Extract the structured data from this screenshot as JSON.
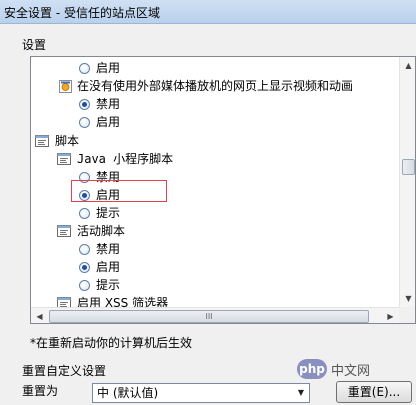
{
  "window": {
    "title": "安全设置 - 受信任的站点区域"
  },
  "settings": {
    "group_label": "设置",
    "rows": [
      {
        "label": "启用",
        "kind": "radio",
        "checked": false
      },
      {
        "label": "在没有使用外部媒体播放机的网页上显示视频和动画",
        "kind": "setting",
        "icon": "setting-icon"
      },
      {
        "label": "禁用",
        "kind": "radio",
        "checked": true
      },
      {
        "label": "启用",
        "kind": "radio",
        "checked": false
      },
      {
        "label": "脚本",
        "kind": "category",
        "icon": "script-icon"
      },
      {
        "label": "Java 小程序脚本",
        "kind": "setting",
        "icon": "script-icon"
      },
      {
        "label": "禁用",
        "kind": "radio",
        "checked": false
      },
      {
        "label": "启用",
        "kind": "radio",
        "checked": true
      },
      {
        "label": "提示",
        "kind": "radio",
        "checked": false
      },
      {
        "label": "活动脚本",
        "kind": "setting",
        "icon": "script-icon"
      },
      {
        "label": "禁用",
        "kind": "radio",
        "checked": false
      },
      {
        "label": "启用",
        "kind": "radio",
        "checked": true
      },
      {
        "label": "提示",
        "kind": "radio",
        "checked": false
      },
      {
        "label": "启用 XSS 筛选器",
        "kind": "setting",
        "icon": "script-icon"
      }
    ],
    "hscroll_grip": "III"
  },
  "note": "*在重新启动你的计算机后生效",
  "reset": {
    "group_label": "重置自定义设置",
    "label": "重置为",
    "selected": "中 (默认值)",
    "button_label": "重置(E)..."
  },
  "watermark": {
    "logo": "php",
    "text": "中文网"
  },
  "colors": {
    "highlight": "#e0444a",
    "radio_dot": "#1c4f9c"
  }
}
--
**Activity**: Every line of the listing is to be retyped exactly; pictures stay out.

**Result for this task**:
Extract the structured data from this screenshot as JSON.
{
  "window": {
    "title": "安全设置 - 受信任的站点区域"
  },
  "settings": {
    "group_label": "设置",
    "rows": [
      {
        "label": "启用",
        "kind": "radio",
        "checked": false
      },
      {
        "label": "在没有使用外部媒体播放机的网页上显示视频和动画",
        "kind": "setting",
        "icon": "setting-icon"
      },
      {
        "label": "禁用",
        "kind": "radio",
        "checked": true
      },
      {
        "label": "启用",
        "kind": "radio",
        "checked": false
      },
      {
        "label": "脚本",
        "kind": "category",
        "icon": "script-icon"
      },
      {
        "label": "Java 小程序脚本",
        "kind": "setting",
        "icon": "script-icon"
      },
      {
        "label": "禁用",
        "kind": "radio",
        "checked": false
      },
      {
        "label": "启用",
        "kind": "radio",
        "checked": true
      },
      {
        "label": "提示",
        "kind": "radio",
        "checked": false
      },
      {
        "label": "活动脚本",
        "kind": "setting",
        "icon": "script-icon"
      },
      {
        "label": "禁用",
        "kind": "radio",
        "checked": false
      },
      {
        "label": "启用",
        "kind": "radio",
        "checked": true
      },
      {
        "label": "提示",
        "kind": "radio",
        "checked": false
      },
      {
        "label": "启用 XSS 筛选器",
        "kind": "setting",
        "icon": "script-icon"
      }
    ],
    "hscroll_grip": "III"
  },
  "note": "*在重新启动你的计算机后生效",
  "reset": {
    "group_label": "重置自定义设置",
    "label": "重置为",
    "selected": "中 (默认值)",
    "button_label": "重置(E)..."
  },
  "watermark": {
    "logo": "php",
    "text": "中文网"
  },
  "colors": {
    "highlight": "#e0444a",
    "radio_dot": "#1c4f9c"
  }
}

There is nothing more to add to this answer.